▶ **TASK TO CARRY OUT**:
Write out the records below once more, exactly as they stand.

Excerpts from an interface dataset
--*--
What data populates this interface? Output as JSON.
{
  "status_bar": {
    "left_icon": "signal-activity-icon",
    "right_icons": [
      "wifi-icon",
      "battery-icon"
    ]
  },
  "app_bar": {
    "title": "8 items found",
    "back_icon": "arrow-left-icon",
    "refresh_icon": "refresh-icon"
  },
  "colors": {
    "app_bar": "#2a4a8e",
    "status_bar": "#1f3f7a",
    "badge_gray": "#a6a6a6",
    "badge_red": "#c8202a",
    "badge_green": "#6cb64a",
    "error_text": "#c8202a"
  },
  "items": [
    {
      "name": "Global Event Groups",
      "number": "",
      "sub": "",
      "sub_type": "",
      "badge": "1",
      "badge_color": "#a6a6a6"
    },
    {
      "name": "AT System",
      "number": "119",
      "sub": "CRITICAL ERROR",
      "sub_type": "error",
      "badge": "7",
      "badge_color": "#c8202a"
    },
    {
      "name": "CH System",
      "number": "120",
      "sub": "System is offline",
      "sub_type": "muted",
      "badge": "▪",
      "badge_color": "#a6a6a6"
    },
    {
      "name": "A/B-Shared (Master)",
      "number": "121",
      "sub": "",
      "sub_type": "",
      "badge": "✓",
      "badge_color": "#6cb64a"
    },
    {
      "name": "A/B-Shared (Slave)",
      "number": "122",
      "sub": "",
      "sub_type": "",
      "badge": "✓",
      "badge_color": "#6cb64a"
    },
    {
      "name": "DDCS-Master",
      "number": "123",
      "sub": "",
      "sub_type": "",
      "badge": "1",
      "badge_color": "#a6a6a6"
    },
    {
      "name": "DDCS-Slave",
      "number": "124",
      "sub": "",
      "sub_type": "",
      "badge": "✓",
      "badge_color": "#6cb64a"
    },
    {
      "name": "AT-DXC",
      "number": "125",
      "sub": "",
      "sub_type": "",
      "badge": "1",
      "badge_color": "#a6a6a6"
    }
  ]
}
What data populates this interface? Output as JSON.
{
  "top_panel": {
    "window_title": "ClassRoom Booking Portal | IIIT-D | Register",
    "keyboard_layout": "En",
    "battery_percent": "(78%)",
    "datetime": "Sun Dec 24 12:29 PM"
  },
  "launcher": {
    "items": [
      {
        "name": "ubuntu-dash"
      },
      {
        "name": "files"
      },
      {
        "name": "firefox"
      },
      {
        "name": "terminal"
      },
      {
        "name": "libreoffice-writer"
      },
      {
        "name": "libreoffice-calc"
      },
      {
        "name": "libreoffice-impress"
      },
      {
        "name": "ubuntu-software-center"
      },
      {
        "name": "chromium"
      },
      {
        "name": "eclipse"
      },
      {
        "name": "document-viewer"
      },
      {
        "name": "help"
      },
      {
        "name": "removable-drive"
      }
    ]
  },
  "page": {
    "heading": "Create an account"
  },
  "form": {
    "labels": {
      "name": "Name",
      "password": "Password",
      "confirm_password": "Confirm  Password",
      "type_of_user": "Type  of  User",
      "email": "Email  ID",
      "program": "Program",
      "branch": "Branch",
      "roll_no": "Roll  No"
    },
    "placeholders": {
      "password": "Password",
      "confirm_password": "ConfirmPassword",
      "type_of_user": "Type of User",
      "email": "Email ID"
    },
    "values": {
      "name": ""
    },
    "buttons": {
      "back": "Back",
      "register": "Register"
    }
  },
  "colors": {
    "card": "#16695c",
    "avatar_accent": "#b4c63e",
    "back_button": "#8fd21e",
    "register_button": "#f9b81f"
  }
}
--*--
▶ **OUTPUT BELOW**:
What data populates this interface? Output as JSON.
{
  "status_bar": {
    "left_icon": "signal-activity-icon",
    "right_icons": [
      "wifi-icon",
      "battery-icon"
    ]
  },
  "app_bar": {
    "title": "8 items found",
    "back_icon": "arrow-left-icon",
    "refresh_icon": "refresh-icon"
  },
  "colors": {
    "app_bar": "#2a4a8e",
    "status_bar": "#1f3f7a",
    "badge_gray": "#a6a6a6",
    "badge_red": "#c8202a",
    "badge_green": "#6cb64a",
    "error_text": "#c8202a"
  },
  "items": [
    {
      "name": "Global Event Groups",
      "number": "",
      "sub": "",
      "sub_type": "",
      "badge": "1",
      "badge_color": "#a6a6a6"
    },
    {
      "name": "AT System",
      "number": "119",
      "sub": "CRITICAL ERROR",
      "sub_type": "error",
      "badge": "7",
      "badge_color": "#c8202a"
    },
    {
      "name": "CH System",
      "number": "120",
      "sub": "System is offline",
      "sub_type": "muted",
      "badge": "▪",
      "badge_color": "#a6a6a6"
    },
    {
      "name": "A/B-Shared (Master)",
      "number": "121",
      "sub": "",
      "sub_type": "",
      "badge": "✓",
      "badge_color": "#6cb64a"
    },
    {
      "name": "A/B-Shared (Slave)",
      "number": "122",
      "sub": "",
      "sub_type": "",
      "badge": "✓",
      "badge_color": "#6cb64a"
    },
    {
      "name": "DDCS-Master",
      "number": "123",
      "sub": "",
      "sub_type": "",
      "badge": "1",
      "badge_color": "#a6a6a6"
    },
    {
      "name": "DDCS-Slave",
      "number": "124",
      "sub": "",
      "sub_type": "",
      "badge": "✓",
      "badge_color": "#6cb64a"
    },
    {
      "name": "AT-DXC",
      "number": "125",
      "sub": "",
      "sub_type": "",
      "badge": "1",
      "badge_color": "#a6a6a6"
    }
  ]
}
What data populates this interface? Output as JSON.
{
  "top_panel": {
    "window_title": "ClassRoom Booking Portal | IIIT-D | Register",
    "keyboard_layout": "En",
    "battery_percent": "(78%)",
    "datetime": "Sun Dec 24 12:29 PM"
  },
  "launcher": {
    "items": [
      {
        "name": "ubuntu-dash"
      },
      {
        "name": "files"
      },
      {
        "name": "firefox"
      },
      {
        "name": "terminal"
      },
      {
        "name": "libreoffice-writer"
      },
      {
        "name": "libreoffice-calc"
      },
      {
        "name": "libreoffice-impress"
      },
      {
        "name": "ubuntu-software-center"
      },
      {
        "name": "chromium"
      },
      {
        "name": "eclipse"
      },
      {
        "name": "document-viewer"
      },
      {
        "name": "help"
      },
      {
        "name": "removable-drive"
      }
    ]
  },
  "page": {
    "heading": "Create an account"
  },
  "form": {
    "labels": {
      "name": "Name",
      "password": "Password",
      "confirm_password": "Confirm  Password",
      "type_of_user": "Type  of  User",
      "email": "Email  ID",
      "program": "Program",
      "branch": "Branch",
      "roll_no": "Roll  No"
    },
    "placeholders": {
      "password": "Password",
      "confirm_password": "ConfirmPassword",
      "type_of_user": "Type of User",
      "email": "Email ID"
    },
    "values": {
      "name": ""
    },
    "buttons": {
      "back": "Back",
      "register": "Register"
    }
  },
  "colors": {
    "card": "#16695c",
    "avatar_accent": "#b4c63e",
    "back_button": "#8fd21e",
    "register_button": "#f9b81f"
  }
}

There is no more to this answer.